Exercise input:

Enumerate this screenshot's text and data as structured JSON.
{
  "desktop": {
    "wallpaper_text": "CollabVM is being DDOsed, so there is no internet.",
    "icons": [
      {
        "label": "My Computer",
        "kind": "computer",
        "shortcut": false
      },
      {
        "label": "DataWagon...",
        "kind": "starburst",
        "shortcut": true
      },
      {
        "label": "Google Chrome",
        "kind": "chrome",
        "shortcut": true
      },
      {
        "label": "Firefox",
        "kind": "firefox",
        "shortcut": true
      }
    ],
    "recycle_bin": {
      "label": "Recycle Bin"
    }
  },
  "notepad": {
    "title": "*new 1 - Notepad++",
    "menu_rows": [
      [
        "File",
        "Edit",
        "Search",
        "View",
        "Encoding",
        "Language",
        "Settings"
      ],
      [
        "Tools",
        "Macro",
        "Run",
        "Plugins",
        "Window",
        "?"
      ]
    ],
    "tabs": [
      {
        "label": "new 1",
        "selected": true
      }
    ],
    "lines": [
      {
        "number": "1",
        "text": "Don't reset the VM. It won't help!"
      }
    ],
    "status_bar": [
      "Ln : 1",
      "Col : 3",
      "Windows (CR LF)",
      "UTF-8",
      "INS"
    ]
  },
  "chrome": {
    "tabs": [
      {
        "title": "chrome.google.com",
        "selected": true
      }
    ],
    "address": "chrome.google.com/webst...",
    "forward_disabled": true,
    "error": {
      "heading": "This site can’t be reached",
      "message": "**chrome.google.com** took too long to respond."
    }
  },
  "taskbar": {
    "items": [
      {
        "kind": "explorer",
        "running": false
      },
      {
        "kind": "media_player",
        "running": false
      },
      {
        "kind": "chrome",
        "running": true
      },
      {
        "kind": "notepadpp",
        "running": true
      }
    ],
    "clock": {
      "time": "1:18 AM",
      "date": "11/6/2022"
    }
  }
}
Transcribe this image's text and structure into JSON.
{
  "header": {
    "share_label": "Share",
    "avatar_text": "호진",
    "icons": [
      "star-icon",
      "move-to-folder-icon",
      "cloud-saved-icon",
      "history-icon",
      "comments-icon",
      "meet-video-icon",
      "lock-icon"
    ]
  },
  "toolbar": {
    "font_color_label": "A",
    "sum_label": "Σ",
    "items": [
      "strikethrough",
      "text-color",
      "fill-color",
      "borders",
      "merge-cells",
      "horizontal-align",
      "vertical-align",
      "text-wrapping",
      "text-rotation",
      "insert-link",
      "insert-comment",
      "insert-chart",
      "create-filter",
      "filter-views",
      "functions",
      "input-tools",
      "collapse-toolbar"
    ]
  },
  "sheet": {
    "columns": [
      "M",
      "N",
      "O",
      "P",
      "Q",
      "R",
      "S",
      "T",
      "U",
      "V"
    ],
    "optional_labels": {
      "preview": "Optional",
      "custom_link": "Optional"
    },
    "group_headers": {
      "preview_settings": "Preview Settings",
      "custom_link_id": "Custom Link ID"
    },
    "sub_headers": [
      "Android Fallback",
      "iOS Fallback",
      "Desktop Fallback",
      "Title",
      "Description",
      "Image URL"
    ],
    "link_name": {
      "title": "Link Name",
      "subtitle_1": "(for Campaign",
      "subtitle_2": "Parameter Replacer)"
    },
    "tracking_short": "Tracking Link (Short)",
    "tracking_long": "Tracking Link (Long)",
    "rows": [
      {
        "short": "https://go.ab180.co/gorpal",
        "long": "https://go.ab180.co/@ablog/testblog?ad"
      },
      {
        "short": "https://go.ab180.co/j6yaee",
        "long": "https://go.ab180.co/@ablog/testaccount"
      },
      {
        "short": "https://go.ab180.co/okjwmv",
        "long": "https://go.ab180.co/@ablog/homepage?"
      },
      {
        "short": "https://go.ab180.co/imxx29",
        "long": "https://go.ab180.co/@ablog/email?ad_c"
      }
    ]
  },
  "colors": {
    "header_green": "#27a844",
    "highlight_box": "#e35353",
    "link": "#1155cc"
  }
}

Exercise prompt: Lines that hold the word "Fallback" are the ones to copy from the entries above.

Answer section:
      "Android Fallback",
      "iOS Fallback",
      "Desktop Fallback",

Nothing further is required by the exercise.